Having spent two full days in Port Dickson, I feel compelled to urge all Malaysians, not just the Port Dickson voters, to come forward with more energy and enthusiasm in support of Anwar Ibrahim. Let’s create the buzz and excitement which is now sadly lacking in support of PKR, the party that allowed its symbol to be used for the epic victory on May 9.
Let’s not treat Anwar as an opposition figure like we did over the last 20 years. He is now an integral part of Pakatan Harapan (PH), the party that the people voted in to replace the kleptocrats. Many in Port Dickson and elsewhere are still asking inane questions such as why Anwar engineered this by-election, why he is in a hurry. Why can’t Nurul Izzah Anwar vacate her seat for her father, and so on. There are also those who keep asking: Is Anwar suitable to be prime minister, what is his vision for the country, etc.
These are legitimate questions but if we are seriously looking for answers, we should have asked them before May 9. We should not have portrayed to the people during the election campaign that Dr Mahathir Mohamad and Anwar are working together for the good of the country. We should not have agreed to the winning formula that Anwar succeed Mahathir as prime minister.
Once we agree on a deal, we have to honour it. No more questions asked. There is no need to question the timing of Anwar’s entry into Parliament and which seat he should be contesting. If he is not good enough to be the next prime minister, then why the need to accost him in the corridors of courtrooms to invite him to topple Najib Razak? There must be honour, even in politics.
Why is the subject of a government of national unity being talked about non-stop by Umno and PAS? It’s because Anwar does not feel wanted in the PH government. Umno and PAS are therefore trying their luck to lure Anwar away from PH. In light of this, it makes sense for parties in PH to assure PKR that its position in the coalition is safe, and that its leader, Anwar, will succeed Mahathir as prime minister on a specified date.

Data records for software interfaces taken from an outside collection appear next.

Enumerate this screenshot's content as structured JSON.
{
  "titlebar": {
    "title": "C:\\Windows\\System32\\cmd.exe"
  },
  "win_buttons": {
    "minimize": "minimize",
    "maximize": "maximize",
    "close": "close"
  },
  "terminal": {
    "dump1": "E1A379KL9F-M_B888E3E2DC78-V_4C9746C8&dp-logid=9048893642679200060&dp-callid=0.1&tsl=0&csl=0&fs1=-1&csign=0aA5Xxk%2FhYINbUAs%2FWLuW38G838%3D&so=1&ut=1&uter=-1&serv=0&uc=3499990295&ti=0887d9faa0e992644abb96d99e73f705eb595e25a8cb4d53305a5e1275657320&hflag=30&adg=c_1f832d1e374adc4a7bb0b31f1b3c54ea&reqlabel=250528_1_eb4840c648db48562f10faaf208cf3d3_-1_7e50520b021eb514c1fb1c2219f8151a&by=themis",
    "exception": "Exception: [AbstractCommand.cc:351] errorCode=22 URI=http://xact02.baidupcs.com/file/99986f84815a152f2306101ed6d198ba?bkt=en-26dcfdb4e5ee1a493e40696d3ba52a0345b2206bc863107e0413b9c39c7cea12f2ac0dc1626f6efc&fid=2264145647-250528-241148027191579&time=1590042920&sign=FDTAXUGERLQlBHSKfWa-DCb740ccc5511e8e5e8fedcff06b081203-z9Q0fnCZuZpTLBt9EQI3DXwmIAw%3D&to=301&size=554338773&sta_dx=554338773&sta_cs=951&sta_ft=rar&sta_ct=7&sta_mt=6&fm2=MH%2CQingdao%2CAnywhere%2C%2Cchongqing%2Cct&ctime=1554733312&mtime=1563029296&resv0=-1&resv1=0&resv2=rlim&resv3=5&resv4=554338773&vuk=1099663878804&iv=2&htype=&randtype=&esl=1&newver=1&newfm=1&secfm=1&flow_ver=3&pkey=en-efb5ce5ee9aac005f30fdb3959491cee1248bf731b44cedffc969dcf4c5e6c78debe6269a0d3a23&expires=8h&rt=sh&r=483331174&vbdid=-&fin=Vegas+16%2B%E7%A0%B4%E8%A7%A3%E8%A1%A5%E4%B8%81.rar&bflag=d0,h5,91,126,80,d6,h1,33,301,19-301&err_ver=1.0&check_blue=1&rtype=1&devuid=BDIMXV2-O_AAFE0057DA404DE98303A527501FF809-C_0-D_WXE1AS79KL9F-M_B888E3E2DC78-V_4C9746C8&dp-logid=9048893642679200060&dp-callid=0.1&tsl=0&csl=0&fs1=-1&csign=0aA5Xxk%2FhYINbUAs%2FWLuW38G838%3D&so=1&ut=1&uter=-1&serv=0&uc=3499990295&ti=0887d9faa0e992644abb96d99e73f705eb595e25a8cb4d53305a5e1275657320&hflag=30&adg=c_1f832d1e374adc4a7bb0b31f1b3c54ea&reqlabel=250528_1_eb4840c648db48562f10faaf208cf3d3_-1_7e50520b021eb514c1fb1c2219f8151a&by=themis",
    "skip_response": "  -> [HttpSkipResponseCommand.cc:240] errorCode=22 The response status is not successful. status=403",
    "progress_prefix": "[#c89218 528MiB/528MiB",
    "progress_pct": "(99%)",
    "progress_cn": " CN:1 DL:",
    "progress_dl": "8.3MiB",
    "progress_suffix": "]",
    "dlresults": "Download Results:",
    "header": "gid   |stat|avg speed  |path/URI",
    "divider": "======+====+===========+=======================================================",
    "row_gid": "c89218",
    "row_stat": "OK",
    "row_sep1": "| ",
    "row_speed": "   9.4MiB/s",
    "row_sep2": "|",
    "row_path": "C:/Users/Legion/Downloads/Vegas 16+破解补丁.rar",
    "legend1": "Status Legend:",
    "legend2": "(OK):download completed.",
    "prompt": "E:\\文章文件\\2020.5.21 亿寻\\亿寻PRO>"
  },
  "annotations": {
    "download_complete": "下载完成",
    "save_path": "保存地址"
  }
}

This assurance must not be just verbal. Verbal assurances mean nothing in politics. Instead, it must take the form of action by Mahathir and all the leaders of PPBM, Amanah and DAP.
There are three things they can do very quickly.
The prime minister, after a few days’ rest from his successful trip to New York and London, needs to go to Port Dickson. Although the prime minister does not usually campaign in a by-election, this is no ordinary election. This one gives the certificate of eligibility to his successor. We must not give the impression that there has been a change of mind about Anwar becoming the next prime minister. The people are tired of political gamesmanship and they just want a smooth transition of power. A few reassuring words from the prime minister in Port Dickson that the leadership of PH is solidly behind Anwar will go a long way towards ensuring victory for Anwar and sending the message to Malaysians that their leaders want to focus on the more difficult issue of governance, and nothing else.
Some say that Anwar is an “Islamist” and will abandon democracy and secular principles, while others say he was a right-wing Umno flag-bearer before his dismissal many years ago. I don’t want to get involved in such arguments. All I know is that Anwar and PH today are much, much better than PAS and Umno; and I know that unless we drive him out, Anwar would rather stay with other reformists in PH. His own party, PKR, is a party of diverse racial and religious groups which will guide Anwar towards policies that unite the people.
The second thing PH leaders can do very quickly is to give Anwar some latitude in the appointment of key personnel in corporations and government-linked companies. It’s probably too late now, but it needs to be said: this is how real partnerships work. If we do not want key decisions and appointments to be left to powerful oligarchs or a special selected group like the 4th floor boys or the famous “Kitchen Cabinet” under Najib’s rule, then we must also not allow some eminent persons to dictate how the country should be managed. Ministers must take charge and senior party leaders like Anwar consulted. We won the election because the people believed we were going to put an end to kleptocracy, but if “oligarchs” still make key decisions in the new Malaysia, then it’s just a matter of time before we are back to the old ways
The final thing to do is for PH leaders to set a date for Mahathir to step down. This date must be decided collectively. I suggest May 2020, which will give Mahathir enough time to put in place plans for the big picture. If Anwar agrees to this, nothing he says or does will be viewed with suspicion or interpreted as an attempt to accelerate his ascent to the top.
The country needs certainty and stability, and we must give the rakyat a smooth succession plan. The people are tired of the endless power-play, so let’s give politicking a rest. This is the message PH needs to bring to Port Dickson.
Zaid Ibrahim is a former law minister.
The views expressed are those of the author and do not necessarily reflect those of FMT.